The introductory walk along the river by the ‘professional guide’  gave me sight of more large trout than I’d ever seen before anywhwere, and it rained Mayflies !.   There was no escape, I was obliged to fish.   I explained to the ‘professional guide’ that he wasn’t needed, and after a few minutes watching me, he drifted off to put his feet up.  I can’t imagine what his role is other than to tie flies on for those used to assistance with everything, and preventing them from drowning themselves. In the first hour I caught eight large trout, three came in three consecutive casts.  I began ‘snicking’ my fly away from some of the larger and therefore dumber ones, presuming that smaller fish might be wildies.  I changed flies for entertainment….Sedges, Daddy Long Legs, Hawthorn Flies, all took fish !  An hour and a half later I wondered what I was going to do all day.

First fish caught – didn’t bother taking photos after this one.

 

If this is a corporate fly fishing venue, I would have thought that those who have clawed their way up to dizzy heights on the corporate ladder must surely feel that their obvious intelligence is insulted by this ‘fish in a barrel’ ease.   They’d be better challenged going Deer Stalking.   On the river I came across a Father and Son duo, each expensively clad in high quality tweed, and kitted out with top name tackle, cumulatively their clothing and tackle was more expensive than my car, – I felt like a shabby interloper – if this place has poachers they’d probably be better dressed than me.

Its difficult to explain what this day felt like, was I an accidental  ‘extra’ on a filmset ? ……Walt Disney discovers the Waltons fly fishing ?  – maybe its how you’d feel if you’d been force fed crunchie bars.  The whole thing was unreal – I didn’t even get nettled !  The only similarity to what I normally do was the holding of a rod, I really didn’t mean this posting to be derogatory but I can’t see any benefit from this experience.  I’ve thought what the young lad with his dad might have  learned from this experience;  NOT observation, NOT stalking, NOT presentation, NOT fly selection, – there’s absolutely no merit in anything caught.  Unfortunately, what the young lad may have learned is that immediate gratification is available – at a price.

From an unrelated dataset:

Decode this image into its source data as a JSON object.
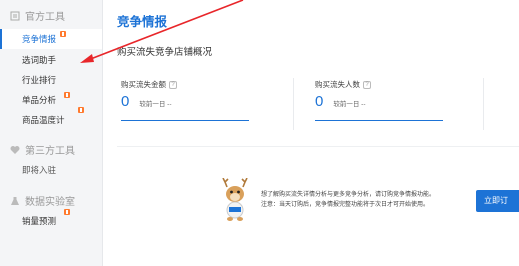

I recall a pithy quote in Bob Wyatts superb book ‘Trout Hunting…The Pursuit of Happiness’ it goes something like, ‘ casting a fly at a stocked trout is similar to dragging a lure in front of a farmyard animal who’s last meal was served on a shovel..’ he’s not far wrong.

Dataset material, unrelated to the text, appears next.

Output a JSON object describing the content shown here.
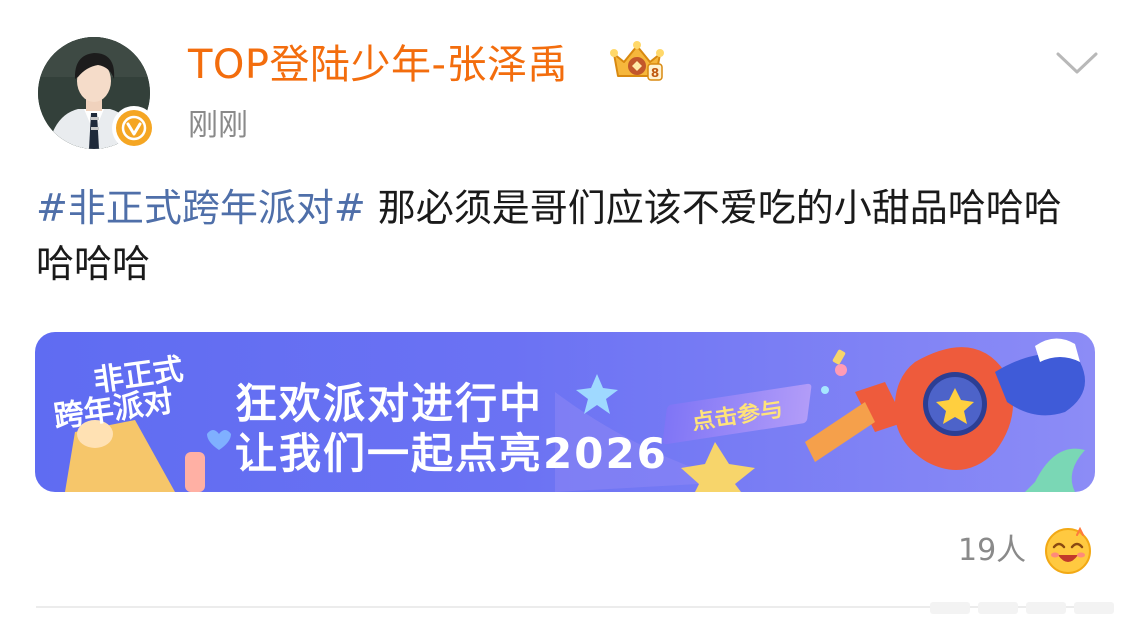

The reason I haven’t posted for a while is because the new waterproof camera proved that it wasn’t really waterproof.   I’m back on an ebay cheapie until I find one at a reasonable price.  I’ll make a balancing wild trout fishing post tomorrow.